--- Recorded information Enclosed Below ---

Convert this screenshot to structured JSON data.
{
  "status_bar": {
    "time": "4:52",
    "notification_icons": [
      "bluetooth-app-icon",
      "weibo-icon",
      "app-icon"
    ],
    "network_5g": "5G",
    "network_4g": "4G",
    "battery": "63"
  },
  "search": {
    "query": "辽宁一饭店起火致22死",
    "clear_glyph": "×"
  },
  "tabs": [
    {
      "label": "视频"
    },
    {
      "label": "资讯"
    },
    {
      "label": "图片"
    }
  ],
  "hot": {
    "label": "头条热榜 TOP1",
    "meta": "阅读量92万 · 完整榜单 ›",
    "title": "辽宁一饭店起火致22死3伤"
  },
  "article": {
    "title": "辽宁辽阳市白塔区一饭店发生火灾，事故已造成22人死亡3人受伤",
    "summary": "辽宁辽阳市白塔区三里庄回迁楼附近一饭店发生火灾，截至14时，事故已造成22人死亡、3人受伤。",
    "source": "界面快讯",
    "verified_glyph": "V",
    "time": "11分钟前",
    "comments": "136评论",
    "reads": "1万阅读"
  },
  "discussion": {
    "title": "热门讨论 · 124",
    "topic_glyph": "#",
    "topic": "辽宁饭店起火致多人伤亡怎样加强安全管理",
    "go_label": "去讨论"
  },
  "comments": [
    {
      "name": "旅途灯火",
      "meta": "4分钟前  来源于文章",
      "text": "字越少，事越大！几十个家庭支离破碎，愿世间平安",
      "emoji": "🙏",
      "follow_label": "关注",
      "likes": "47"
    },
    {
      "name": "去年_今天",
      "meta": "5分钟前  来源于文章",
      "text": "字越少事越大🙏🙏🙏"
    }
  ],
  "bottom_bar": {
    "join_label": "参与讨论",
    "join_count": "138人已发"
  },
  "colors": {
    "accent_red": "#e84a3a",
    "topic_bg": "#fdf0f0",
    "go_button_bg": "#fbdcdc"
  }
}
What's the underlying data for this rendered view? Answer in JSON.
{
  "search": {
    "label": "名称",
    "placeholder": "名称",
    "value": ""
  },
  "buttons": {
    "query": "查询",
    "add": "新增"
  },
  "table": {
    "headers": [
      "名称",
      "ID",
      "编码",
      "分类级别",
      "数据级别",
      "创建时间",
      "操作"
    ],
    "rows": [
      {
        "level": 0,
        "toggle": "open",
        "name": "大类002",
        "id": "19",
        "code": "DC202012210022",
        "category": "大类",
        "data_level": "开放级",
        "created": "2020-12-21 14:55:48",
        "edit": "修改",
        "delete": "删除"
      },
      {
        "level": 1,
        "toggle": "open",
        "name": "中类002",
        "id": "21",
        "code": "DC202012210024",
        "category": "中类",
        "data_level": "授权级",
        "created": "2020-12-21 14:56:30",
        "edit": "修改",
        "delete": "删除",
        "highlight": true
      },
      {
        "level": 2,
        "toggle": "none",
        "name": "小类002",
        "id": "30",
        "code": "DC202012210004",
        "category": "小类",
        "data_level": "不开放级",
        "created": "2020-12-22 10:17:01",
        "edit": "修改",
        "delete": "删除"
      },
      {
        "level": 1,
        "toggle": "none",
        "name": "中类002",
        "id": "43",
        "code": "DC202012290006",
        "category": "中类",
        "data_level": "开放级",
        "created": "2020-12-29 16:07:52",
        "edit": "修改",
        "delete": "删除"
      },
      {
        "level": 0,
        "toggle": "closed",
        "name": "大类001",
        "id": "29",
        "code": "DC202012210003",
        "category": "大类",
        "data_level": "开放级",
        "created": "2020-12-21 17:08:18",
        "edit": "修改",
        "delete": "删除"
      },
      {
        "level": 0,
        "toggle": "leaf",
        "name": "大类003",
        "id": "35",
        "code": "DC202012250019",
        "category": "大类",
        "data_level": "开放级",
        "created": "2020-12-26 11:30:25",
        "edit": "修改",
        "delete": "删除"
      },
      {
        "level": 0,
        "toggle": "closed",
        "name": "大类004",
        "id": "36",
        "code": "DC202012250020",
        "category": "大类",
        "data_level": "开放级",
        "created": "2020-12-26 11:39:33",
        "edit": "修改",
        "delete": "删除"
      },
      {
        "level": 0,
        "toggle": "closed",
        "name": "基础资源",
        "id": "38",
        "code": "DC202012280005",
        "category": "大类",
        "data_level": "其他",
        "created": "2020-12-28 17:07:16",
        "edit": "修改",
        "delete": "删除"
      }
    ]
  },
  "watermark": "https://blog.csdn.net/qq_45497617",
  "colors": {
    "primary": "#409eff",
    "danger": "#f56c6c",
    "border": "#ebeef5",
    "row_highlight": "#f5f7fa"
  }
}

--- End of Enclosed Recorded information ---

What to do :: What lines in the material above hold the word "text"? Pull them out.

Task output ::
      "text": "字越少，事越大！几十个家庭支离破碎，愿世间平安",
      "text": "字越少事越大🙏🙏🙏"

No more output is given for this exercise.